  1. ^ A pen name he took which refers to the island of Sceilig Mhichíl, which he could see from his childhood home on Valentia Island.
  2. ^ "Seán Ó Ceallaigh". Oireachtas Members Database. Retrieved 12 February 2012.
  3. ^ "General Registrar's Office". Retrieved 26 March 2017.
  4. ^ "Ó CEALLAIGH, Seán (1872–1957)". Retrieved 26 March 2017.
  5. ^ Recent book on the Bulletin
  6. ^ "John J. O'Kelly". Retrieved 12 February 2012.
  7. ^ "Dáil Éireann debate - Tuesday, 29 June 1920: RATIFICATION OF MINISTERS". Houses of the Oireachtas. Retrieved 11 September 2019.
  8. ^ "Dáil Éireann debate - Thursday, 25 August 1921: ALTERATION OF MINISTRY OF IRISH TO MINISTRY OF EDUCATION". Houses of the Oireachtas. Retrieved 11 September 2019.
  9. ^ Took, Christopher & Seán Donnelly. ""Sceilg" O'Kelly John Joseph ("Sceilg") O'Kelly". Retrieved 9 June 2012.

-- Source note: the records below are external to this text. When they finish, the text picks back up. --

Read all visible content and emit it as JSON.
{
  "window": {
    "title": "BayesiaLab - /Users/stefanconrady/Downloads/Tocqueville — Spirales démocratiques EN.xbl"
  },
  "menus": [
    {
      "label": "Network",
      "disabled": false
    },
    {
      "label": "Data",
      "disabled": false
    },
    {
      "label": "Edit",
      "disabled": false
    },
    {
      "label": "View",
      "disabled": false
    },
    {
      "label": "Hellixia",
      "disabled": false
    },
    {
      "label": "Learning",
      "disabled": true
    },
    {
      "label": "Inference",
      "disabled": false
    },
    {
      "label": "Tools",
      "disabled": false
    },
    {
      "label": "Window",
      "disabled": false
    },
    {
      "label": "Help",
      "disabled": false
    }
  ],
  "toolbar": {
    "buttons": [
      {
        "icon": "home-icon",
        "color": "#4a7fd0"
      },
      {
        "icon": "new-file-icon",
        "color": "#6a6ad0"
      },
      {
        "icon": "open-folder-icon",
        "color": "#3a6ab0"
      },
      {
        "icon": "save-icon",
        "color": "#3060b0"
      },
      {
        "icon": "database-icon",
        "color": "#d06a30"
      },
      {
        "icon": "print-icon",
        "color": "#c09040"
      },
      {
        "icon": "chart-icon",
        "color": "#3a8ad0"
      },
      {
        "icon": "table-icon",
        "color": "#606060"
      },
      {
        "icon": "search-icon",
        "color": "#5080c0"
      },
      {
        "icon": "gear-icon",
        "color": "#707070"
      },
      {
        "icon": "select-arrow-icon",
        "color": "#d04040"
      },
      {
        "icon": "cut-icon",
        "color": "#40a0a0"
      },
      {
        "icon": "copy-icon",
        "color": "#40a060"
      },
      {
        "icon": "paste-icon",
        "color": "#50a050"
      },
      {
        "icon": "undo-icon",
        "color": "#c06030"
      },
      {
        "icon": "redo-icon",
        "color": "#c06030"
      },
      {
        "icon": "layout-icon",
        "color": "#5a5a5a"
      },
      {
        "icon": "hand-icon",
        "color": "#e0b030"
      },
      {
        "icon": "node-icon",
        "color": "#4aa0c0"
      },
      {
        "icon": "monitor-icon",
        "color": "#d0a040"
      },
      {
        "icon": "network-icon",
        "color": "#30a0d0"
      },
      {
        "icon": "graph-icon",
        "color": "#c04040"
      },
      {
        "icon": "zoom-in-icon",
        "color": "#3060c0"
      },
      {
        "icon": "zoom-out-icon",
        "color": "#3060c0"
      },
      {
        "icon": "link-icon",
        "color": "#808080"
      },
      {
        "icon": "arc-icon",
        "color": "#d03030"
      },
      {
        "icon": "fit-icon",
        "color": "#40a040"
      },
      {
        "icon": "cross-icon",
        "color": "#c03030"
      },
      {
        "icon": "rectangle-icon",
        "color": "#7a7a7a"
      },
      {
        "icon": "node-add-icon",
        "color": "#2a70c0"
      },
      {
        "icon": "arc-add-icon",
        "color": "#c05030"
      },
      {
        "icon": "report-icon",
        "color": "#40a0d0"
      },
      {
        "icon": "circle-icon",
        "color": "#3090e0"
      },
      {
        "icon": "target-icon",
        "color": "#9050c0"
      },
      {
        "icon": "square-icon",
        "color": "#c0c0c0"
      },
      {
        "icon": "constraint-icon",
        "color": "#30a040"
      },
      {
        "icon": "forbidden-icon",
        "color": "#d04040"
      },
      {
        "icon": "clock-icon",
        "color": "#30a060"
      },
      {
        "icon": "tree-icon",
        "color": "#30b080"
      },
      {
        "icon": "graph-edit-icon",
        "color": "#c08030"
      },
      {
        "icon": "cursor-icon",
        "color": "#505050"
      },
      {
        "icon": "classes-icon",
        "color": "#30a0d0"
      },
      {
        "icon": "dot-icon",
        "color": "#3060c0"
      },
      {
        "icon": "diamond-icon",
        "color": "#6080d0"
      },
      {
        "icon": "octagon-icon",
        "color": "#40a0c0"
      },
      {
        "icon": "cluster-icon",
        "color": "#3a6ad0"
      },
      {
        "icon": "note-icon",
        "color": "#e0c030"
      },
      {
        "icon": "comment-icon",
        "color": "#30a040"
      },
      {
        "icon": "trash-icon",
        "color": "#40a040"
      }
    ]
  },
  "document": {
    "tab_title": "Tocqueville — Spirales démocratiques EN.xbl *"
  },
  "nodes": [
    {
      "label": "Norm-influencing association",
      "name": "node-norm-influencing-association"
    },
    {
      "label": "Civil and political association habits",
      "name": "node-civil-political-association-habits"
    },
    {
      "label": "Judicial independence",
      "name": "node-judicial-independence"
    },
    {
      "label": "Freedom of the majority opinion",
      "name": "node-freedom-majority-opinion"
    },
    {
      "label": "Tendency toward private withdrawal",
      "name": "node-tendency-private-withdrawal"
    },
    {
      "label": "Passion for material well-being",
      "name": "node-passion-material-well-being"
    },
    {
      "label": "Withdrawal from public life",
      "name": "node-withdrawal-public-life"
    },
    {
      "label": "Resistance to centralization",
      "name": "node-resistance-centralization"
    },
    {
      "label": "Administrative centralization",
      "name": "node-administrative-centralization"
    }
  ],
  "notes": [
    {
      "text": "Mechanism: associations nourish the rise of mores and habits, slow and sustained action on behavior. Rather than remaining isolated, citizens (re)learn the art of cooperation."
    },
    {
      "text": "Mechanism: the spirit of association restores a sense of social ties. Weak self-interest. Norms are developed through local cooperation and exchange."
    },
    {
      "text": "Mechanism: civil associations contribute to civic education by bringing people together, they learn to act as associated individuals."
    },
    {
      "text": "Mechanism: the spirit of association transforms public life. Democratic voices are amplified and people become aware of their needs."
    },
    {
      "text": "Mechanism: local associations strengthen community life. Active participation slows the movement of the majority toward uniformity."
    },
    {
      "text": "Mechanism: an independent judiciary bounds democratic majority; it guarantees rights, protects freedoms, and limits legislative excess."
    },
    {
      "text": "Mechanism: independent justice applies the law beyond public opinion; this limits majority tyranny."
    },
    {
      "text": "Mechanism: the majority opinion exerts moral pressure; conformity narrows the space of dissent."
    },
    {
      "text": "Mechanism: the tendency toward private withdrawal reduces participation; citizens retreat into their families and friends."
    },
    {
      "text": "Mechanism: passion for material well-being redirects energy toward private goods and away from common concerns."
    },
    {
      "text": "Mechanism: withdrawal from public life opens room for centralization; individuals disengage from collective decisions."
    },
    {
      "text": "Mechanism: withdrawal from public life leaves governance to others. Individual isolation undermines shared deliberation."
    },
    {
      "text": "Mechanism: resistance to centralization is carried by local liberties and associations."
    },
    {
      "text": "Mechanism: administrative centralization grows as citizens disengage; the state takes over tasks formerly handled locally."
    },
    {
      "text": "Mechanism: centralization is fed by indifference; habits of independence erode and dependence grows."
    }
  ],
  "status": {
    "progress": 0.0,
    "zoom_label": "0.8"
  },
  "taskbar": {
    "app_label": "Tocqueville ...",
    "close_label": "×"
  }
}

  10. ^ Rafter, Kevin (2005). Sinn Féin, 1905-2005: In the Shadow of Gunmen. Gill & Macmillan. p. 71. Retrieved 14 January 2019.
  11. ^ Dermot Keogh and Dr. Andrew McCarthy, The making of the Irish Constitution 1937: Bunreacht na hÉireann. Mercier Press, 2007 (p.193).
  12. ^ Irish Independent, 27 March 1957.
  13. ^ Joost Augusteijn(ed.), The Irish Revolution, 1913–1923. Palgrave Macmillan, 2002, p. 46; David Fitzpatrick, The Two Irelands 1912–1939 Oxford, 1998, p. 188.
  14. ^ Dermot Keogh, Jews in Twentieth-century Ireland: Refugees, Anti-semitism and the Holocaust, Cork University Press, 1998, pp. 70-1.
  15. ^ Enda Delaney, 'Political Catholicism in Post-War Ireland', Journal of Ecclesiastical History, Vol. 52, No. 3, July 2001, p. 493
  16. ^ a b Wyman, David S.; Rosenzveig, Charles H. (1996). The World Reacts to the Holocaust. Johns Hopkins University Press. p. 646. ISBN 0801849691.
  17. ^ Lawson, Dominic (30 May 2006). "Dominic Lawson: A hard-line Marxist distortion of history". The Independent (UK). Retrieved 28 October 2019.
  18. ^ Irish Independent, 27 March 1957.

Further reading[edit]

  • Dr. Brian P. Murphy, The Catholic Bulletin and Republican Ireland 1898–1926: with special reference to J. J. O'Kelly (Athol Books: Belfast, 2005)
  • "County Louth: the Irish political revolution and the 1918 general election" by Oisín S. Kelly (MA thesis, 2006, UCD)
Political offices
New office Secretary for Education
Succeeded by
Michael Hayes
Party political offices
Preceded by
Éamon de Valera
President of Sinn Féin
Succeeded by
Brian O'Higgins
Titles in pretence
Preceded by
Éamon de Valera
President of the Irish Republic
Succeeded by
Brian O'Higgins